►

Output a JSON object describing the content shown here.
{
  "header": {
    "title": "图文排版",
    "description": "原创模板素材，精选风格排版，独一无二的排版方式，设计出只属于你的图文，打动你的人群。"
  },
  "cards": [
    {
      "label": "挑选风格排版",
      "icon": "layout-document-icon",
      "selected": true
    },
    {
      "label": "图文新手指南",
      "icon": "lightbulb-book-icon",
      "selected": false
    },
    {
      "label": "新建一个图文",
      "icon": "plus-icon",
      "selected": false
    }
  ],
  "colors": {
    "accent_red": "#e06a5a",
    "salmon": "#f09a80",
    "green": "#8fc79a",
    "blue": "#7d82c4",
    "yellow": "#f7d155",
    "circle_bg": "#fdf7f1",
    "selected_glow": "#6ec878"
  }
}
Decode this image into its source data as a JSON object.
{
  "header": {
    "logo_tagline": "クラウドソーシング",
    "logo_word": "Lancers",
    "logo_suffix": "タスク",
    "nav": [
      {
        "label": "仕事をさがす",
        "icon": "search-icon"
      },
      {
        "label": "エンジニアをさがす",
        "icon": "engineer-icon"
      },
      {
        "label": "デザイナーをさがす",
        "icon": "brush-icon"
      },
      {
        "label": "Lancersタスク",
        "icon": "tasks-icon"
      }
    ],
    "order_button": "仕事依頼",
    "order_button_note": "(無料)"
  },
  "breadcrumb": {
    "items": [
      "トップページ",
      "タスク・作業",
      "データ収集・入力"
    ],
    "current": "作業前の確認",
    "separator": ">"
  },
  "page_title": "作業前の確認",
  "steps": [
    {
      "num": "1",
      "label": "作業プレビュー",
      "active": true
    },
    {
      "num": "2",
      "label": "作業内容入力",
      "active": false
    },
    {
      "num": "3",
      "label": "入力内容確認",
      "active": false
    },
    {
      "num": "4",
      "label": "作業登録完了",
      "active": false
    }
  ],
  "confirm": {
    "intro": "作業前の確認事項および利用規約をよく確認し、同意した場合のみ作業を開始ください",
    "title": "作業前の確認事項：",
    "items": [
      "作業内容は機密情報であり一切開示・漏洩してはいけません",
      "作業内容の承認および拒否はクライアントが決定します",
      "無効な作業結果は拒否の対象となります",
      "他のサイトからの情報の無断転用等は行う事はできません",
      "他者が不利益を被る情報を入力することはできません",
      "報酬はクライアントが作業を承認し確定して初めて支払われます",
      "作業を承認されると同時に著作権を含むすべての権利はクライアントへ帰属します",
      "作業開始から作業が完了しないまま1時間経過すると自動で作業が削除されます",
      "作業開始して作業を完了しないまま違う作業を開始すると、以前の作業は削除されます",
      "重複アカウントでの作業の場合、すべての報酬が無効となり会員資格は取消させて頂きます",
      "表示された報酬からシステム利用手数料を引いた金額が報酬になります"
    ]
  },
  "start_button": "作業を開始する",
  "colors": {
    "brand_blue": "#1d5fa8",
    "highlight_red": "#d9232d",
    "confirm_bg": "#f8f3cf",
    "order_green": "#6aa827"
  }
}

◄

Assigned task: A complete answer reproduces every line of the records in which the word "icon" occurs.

Exercise answer:
      "icon": "layout-document-icon",
      "icon": "lightbulb-book-icon",
      "icon": "plus-icon",
        "icon": "search-icon"
        "icon": "engineer-icon"
        "icon": "brush-icon"
        "icon": "tasks-icon"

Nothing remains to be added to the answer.